PHP, Memcache, and Windows Azure Caching
Yesterday, my colleague Larry Franks posted about Windows Azure Caching (Preview) and Ruby Cloud Services. As he points out, most of his post is relevant to any application using Windows Azure Caching, not just Ruby applications. He also pointed out that Windows Azure Caching supports the Memcache wire protocol. So, putting 2 and 2 together (not hard to do in this case), I figured I should be able to take a PHP application that uses the Memcache extension, deploy it as a Windows Azure Web Role, and it should “just work”. And, it does, but with the Caching service being a “preview”, the user experience isn’t as smooth as we’d like it to be, so I’m hoping to get your feedback.
I strongly suggest you read Larry’s post, especially the information about the co-located vs. dedicated options. I will be following Larry’s example by using a co-located cache. And, to keep things simple, my “application” will be a single file that uses code from Example #1 of the Memcache extension Basic Usage documentation.
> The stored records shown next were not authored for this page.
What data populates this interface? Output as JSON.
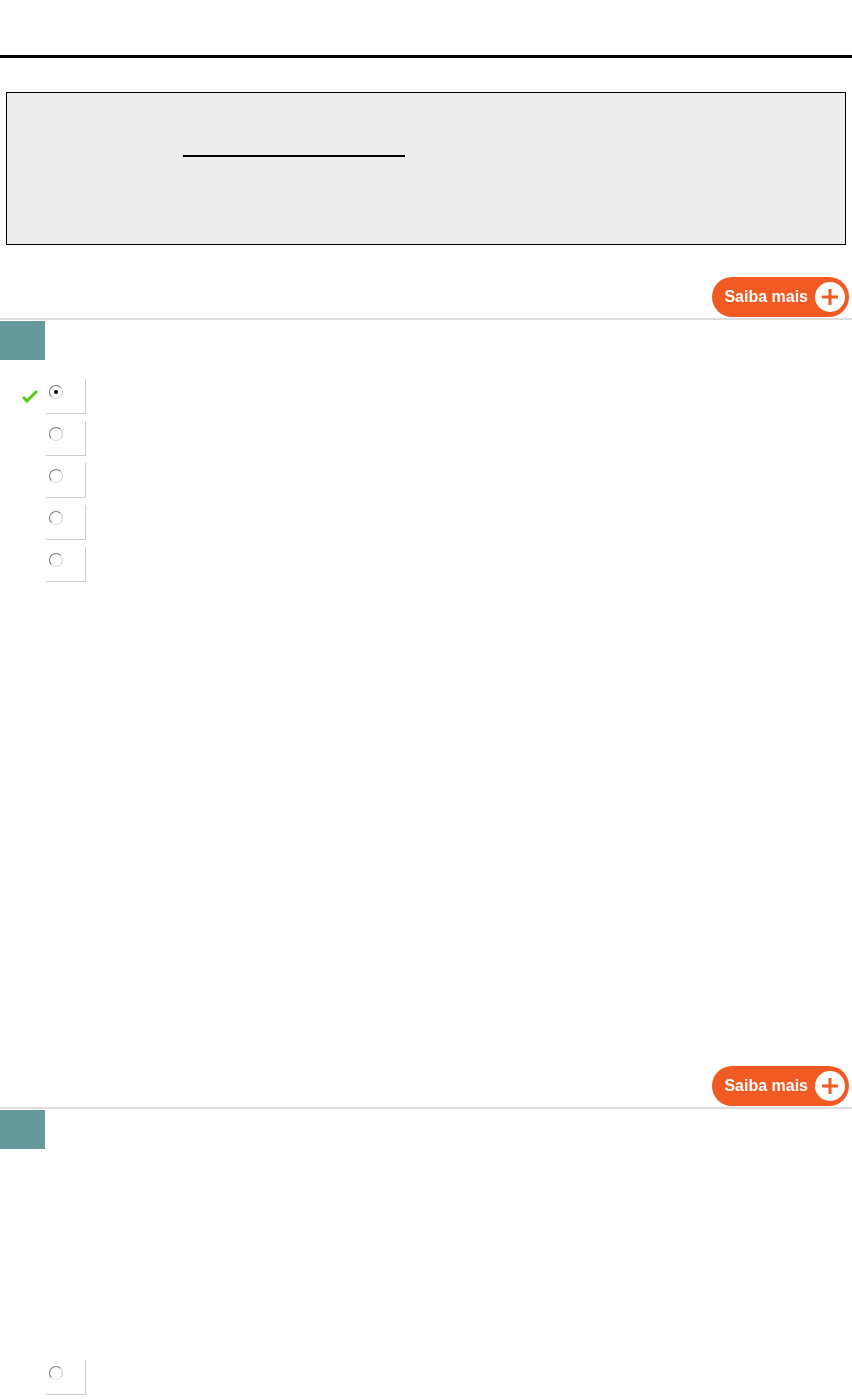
{
  "questions": [
    {
      "more_button": "Saiba mais",
      "options": [
        {
          "selected": true,
          "correct": true
        },
        {
          "selected": false,
          "correct": false
        },
        {
          "selected": false,
          "correct": false
        },
        {
          "selected": false,
          "correct": false
        },
        {
          "selected": false,
          "correct": false
        }
      ]
    },
    {
      "more_button": "Saiba mais",
      "options": [
        {
          "selected": false,
          "correct": false
        }
      ]
    }
  ]
}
Install the Windows Azure SDK for .NET
Unfortunately, installing the Windows Azure SDK for PHP does not (currently) get you the all the bits you need to use the Caching service. However, getting the bits is still fairly easy: run the WindowsAzureLibsForNet-x64.msi or the WindowsAzureLibsForNet-x86.msi (depending on your architecture) from the Windows Azure SDK for .NET – June 2012 download page. (Note: I’m assuming you also have the Windows Azure SDK for PHP installed.)
Create a Windows Azure PHP Web Role
Rather than repeat the steps for creating a PHP Web Role, I’ll refer you to a post I wrote a couple of weeks ago: Creating a PHP Web Role in Windows Azure (you can probably start with the Import your publish settings section). However, when you get to the Customize your PHP configuration section, you will need to add the php_memcache.dll file to the ext folder (not the php_mongo.dll file as shown in my example) and the Memcache extension will need to be enabled in the php.ini file.
Edit the Service Definition and Service Configuration Files
Enabling the Caching service (currently) requires that you manually edit the service definition (.csdef) and service configuration (.cscfg) files. So, after you have created your PHP Web Role, open the ServiceDefinition.csdef and ServiceConfiguration.Cloud.cscfg files in your favorite text editor and make the following additions:
In the ServiceDefinition file…
1. Import the caching module by adding the following element as a child of the <Imports> element:
<Import moduleName="Caching" />
2. Add a local store by adding the following element as a child of the <WebRole> element:
<LocalResources> <LocalStorage cleanOnRoleRecycle="false" name="Microsoft.WindowsAzure.Plugins.Caching.FileStore" sizeInMB="1000"/> </LocalResources>
3. Add an endpoint that the client will use to access the cache using the Memcache protocol by adding the following element as a child of the <Endpoints> element:
<InternalEndpoint name="memcache_default" protocol="tcp" port="11211" />
In the ServiceConfiguration file…
Add the following elements as children of the <ConfiguratinSettings> element (replacing “your_storage_account_name” and “your_storage_account_key” with the appropriate values):
<Setting name="Microsoft.WindowsAzure.Plugins.Caching.NamedCaches" value=""/> <Setting name="Microsoft.WindowsAzure.Plugins.Caching.Loglevel" value=""/> <Setting name="Microsoft.WindowsAzure.Plugins.Caching.CacheSizePercentage" value="30"/> <Setting name="Microsoft.WindowsAzure.Plugins.Caching.ConfigStoreConnectionString" value="DefaultEndpointsProtocol=https;AccountName=your-storage_account_name;AccountKey=your_storage_account_key"/>
Modify your Memcache connection code
The server name in your Memcache connection code is of the form localhost_webRoleName, where webRoleName is the name of your Web Role. In the example in my previous post, I used myWebRole as the Web Role name, so my Memcache connection code looks like this:
$memcache = new Memcache; $memcache->connect('localhost_myWebRole', 11211) or die ("Could not connect");
As I mentioned earlier, the rest of my “application” is the code from Example #1 of the Memcache extension Basic Usage documentation.
Publish your application
That’s it! I know that the Windows Azure team is looking at ways to make enabling the Caching service easier. We’d love to hear your feedback on this, as well as any feedback you have on the service itself.